BLE, FRA join forces to beat the heat

BLE International President Edward Dubroski and FRA Administrator Jolene Molitoris rode in the cab of a locomotive through the Arizona desert in an effort to draw attention to the need for improved locomotive cab working conditions.

They specifically chose the Arizona desert to focus on the need for air conditioning. The temperature in Arizona that day was a "cool" 97 degrees, producing a temperature above 100 degrees in non-air conditioned cabs.

FRA research has documented temperatures as high as 131 degrees in non-air conditioned cabs, and BLE members have struggled with this problem for decades.

"There is no other transportation industry subjecting its employees to such conditions," Administrator Molitoris said at the BLE's International Western Convention in Jackson Hole, Wyo. "It is time, and way overtime, for such practice to stop in the railroad industry."

Many locomotive cabs provide the perfect breeding ground for heat exhaustion. Early symptoms of heat exhaustion include dizziness and fatigue, which obviously are dangerous when operating a locomotive. Later symptoms are even more problematic, with the major ones being poor decision making, vision problems and irrational behavior. These health risks, along with the threat to safety that they pose, explain why getting air conditioning systems installed in locomotive cabs is a top BLE priority.

In addition, BLE members are frequently forced to open the windows of locomotive cabs in an effort to beat the heat, leaving them vulnerable to potential injury from vandals and rock throwers.

Jon Hurst, Local Chairman of BLE Division 28 in Tucson was locomotive engineer for the trip. Bob Conway of UTU Local 807 was the conductor.
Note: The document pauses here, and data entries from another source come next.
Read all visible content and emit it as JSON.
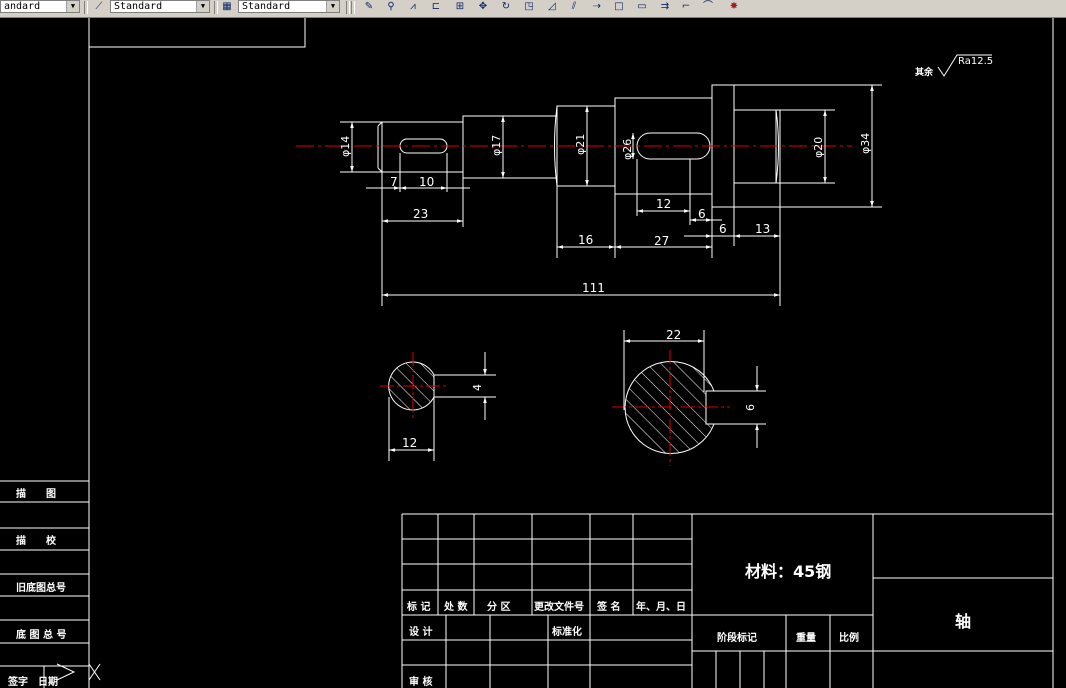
{
  "toolbar": {
    "text_style": "andard",
    "dim_style": "Standard",
    "table_style": "Standard",
    "icons": [
      "pencil-icon",
      "match-props-icon",
      "mirror-icon",
      "offset-icon",
      "array-icon",
      "move-icon",
      "rotate-icon",
      "scale-icon",
      "stretch-icon",
      "trim-icon",
      "extend-icon",
      "break-icon",
      "chamfer-icon",
      "fillet-icon",
      "explode-icon"
    ]
  },
  "drawing": {
    "surface_note": "其余",
    "roughness": "Ra12.5",
    "diameters": {
      "d14": "φ14",
      "d17": "φ17",
      "d21": "φ21",
      "d26": "φ26",
      "d20": "φ20",
      "d34": "φ34"
    },
    "dims": {
      "d7": "7",
      "d10": "10",
      "d23": "23",
      "d12": "12",
      "d6a": "6",
      "d6b": "6",
      "d13": "13",
      "d16": "16",
      "d27": "27",
      "d111": "111"
    },
    "section1": {
      "width": "12",
      "depth": "4"
    },
    "section2": {
      "width": "22",
      "depth": "6"
    }
  },
  "left_table": {
    "rows": [
      "描　　图",
      "描　　校",
      "旧底图总号",
      "底 图 总 号",
      "签字　日期"
    ]
  },
  "title_block": {
    "headers": [
      "标 记",
      "处 数",
      "分 区",
      "更改文件号",
      "签 名",
      "年、月、日"
    ],
    "design": "设 计",
    "standardize": "标准化",
    "review": "审 核",
    "material": "材料：45钢",
    "stage_mark": "阶段标记",
    "weight": "重量",
    "scale": "比例",
    "part_name": "轴"
  }
}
Also in the cab was UP's Senior Manager of Operating Practices Mike Faulkner.

President Dubroski thanked Division 28 President Paul Currier, Division 28 Secretary Treasurer Jim Booth, Arizona State Legislative Board Chairman Rob Svob, and GIA Auxiliary 28 President Kathy Hurst for their assistance in making the trip a success.

"The carriers have been resistant to our attempts to reach a consensus on the issue of air conditioning in locomotive cabs," President Dubroski said. "It is our hope that these cooperative efforts with Administrator Molitoris and the Federal Railroad Administration will bring relief to our members."


2000 Brotherhood of Locomotive Engineers